(a) RABEINU GERSHOM explains that the "Mahadura Kama" is the way Rav Ashi learned the subject when he was younger. The "Mahadura Basra" is the way he learned the subject when he was older.

(b) The RASHBAM (DH Mahadura Basra) quotes RAV HAI GA'ON who explains simply that the "Mahadura Kama" refers to the first time Rav Ashi learned the subject, and the "Mahadura Basra" refers to the second time he learned the subject.

(c) The Rashbam quotes RABEINU CHANANEL who explains that Rav Ashi taught for sixty years in the Yeshiva. (Although the Rashbam says that he "lived" for sixty years, the YA'AVETZ and RASHASH point out that this is clearly not what the Rashbam means.) Rav Ashi always reviewed his learning during the months of the "Kalah," Nisan and Tishrei. After thirty years, he finished all of his learning. He then reviewed again and finished his learning after another thirty years (after which he apparently passed away). The "Mahadura Kama" was the way he learned and taught the subject during the first thirty years, and the "Mahadura Basra" was the way he learned and taught it during the last thirty years.

A similar explanation is given by RAV SHERIRA GA'ON (#104). He says explicitly that this was not Rav Ashi's personal learning. There was a decree of the Rabanan at the time to learn approximately two Masechtos a year and to finish Shas every thirty years.

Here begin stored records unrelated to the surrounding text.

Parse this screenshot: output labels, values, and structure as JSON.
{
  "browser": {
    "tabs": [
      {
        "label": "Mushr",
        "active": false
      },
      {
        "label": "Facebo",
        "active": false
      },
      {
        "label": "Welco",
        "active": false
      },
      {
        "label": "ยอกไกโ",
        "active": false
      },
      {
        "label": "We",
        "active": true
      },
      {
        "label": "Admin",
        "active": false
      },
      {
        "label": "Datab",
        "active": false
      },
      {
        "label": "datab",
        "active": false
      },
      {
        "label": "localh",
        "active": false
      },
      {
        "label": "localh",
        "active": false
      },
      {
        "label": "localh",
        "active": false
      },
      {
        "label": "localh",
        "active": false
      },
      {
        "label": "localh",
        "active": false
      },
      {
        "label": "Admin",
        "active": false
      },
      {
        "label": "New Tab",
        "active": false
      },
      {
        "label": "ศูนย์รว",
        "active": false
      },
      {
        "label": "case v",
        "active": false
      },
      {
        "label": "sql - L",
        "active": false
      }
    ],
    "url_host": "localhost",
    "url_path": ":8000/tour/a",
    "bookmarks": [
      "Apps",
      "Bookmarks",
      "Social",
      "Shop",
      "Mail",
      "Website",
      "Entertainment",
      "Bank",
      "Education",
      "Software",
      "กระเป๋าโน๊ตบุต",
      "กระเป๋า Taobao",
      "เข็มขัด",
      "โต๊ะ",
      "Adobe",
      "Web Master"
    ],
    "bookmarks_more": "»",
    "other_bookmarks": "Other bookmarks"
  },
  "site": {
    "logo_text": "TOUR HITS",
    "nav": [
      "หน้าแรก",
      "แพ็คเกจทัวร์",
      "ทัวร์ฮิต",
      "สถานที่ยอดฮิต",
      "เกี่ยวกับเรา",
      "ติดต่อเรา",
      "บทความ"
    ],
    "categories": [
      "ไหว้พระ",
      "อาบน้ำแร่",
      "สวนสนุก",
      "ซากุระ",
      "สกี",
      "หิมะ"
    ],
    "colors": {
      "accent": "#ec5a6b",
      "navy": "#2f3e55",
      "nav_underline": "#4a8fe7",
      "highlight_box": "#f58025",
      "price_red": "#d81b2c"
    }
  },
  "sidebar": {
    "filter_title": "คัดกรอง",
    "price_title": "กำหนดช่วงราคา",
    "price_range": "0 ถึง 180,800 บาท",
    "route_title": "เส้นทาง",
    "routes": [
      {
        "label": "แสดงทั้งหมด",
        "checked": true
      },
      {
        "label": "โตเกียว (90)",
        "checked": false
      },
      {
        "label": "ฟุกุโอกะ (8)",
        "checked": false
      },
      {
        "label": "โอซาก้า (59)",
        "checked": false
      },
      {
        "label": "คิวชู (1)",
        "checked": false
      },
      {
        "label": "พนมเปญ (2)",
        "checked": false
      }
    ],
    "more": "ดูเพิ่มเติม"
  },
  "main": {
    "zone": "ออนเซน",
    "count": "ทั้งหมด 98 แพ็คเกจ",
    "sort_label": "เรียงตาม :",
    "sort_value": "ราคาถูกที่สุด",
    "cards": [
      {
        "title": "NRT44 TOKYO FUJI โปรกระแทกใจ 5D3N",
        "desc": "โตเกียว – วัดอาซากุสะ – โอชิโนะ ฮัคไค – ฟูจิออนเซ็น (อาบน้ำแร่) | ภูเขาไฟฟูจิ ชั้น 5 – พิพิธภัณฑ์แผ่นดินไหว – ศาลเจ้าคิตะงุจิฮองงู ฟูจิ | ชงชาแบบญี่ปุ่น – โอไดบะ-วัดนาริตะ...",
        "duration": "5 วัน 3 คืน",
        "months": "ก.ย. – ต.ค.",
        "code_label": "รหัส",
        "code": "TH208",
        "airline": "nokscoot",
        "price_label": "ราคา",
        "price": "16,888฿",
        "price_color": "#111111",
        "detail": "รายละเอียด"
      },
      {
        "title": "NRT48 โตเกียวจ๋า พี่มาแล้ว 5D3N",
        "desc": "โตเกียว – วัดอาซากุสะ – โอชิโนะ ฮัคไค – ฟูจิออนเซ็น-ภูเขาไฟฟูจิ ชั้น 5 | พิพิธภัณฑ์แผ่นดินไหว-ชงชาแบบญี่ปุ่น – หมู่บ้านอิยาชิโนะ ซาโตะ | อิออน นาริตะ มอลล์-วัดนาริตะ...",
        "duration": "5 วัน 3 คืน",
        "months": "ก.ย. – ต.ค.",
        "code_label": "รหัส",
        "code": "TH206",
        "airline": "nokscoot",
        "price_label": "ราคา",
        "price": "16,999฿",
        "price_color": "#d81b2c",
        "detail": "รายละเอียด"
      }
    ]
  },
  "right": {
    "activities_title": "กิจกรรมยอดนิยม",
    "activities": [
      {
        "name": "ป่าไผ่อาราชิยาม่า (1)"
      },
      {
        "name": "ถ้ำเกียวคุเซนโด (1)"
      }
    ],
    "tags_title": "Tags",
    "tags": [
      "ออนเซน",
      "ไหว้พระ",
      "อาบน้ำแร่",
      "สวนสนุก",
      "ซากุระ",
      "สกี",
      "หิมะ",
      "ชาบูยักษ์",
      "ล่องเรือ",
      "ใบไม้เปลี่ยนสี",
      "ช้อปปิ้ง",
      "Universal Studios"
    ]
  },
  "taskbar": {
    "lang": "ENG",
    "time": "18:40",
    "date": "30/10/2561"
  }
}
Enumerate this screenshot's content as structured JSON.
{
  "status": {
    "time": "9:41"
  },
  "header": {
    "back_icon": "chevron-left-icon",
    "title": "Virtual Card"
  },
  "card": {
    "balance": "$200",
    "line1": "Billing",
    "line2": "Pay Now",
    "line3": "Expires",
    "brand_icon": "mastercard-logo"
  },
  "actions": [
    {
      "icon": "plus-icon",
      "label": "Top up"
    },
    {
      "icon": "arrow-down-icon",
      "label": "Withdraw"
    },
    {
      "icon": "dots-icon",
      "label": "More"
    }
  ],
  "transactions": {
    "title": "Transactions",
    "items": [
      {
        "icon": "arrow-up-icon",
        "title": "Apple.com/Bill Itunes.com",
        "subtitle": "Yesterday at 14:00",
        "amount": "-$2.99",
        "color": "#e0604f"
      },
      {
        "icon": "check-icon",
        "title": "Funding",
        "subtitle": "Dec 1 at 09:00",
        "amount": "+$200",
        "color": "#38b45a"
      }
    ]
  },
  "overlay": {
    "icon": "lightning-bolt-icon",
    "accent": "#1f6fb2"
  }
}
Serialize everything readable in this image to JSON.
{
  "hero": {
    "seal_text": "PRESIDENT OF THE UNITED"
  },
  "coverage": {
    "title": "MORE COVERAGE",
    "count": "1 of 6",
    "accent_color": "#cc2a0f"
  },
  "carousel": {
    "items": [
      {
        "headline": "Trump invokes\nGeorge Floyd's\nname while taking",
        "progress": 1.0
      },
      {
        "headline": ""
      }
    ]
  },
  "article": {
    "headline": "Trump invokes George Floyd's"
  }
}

The "Mahadura Kama" refers to the first thirty years in which Rav Ashi undertook this program, and the "Mahadura Basra" refers to the last thirty years. (Y. MONTROSE)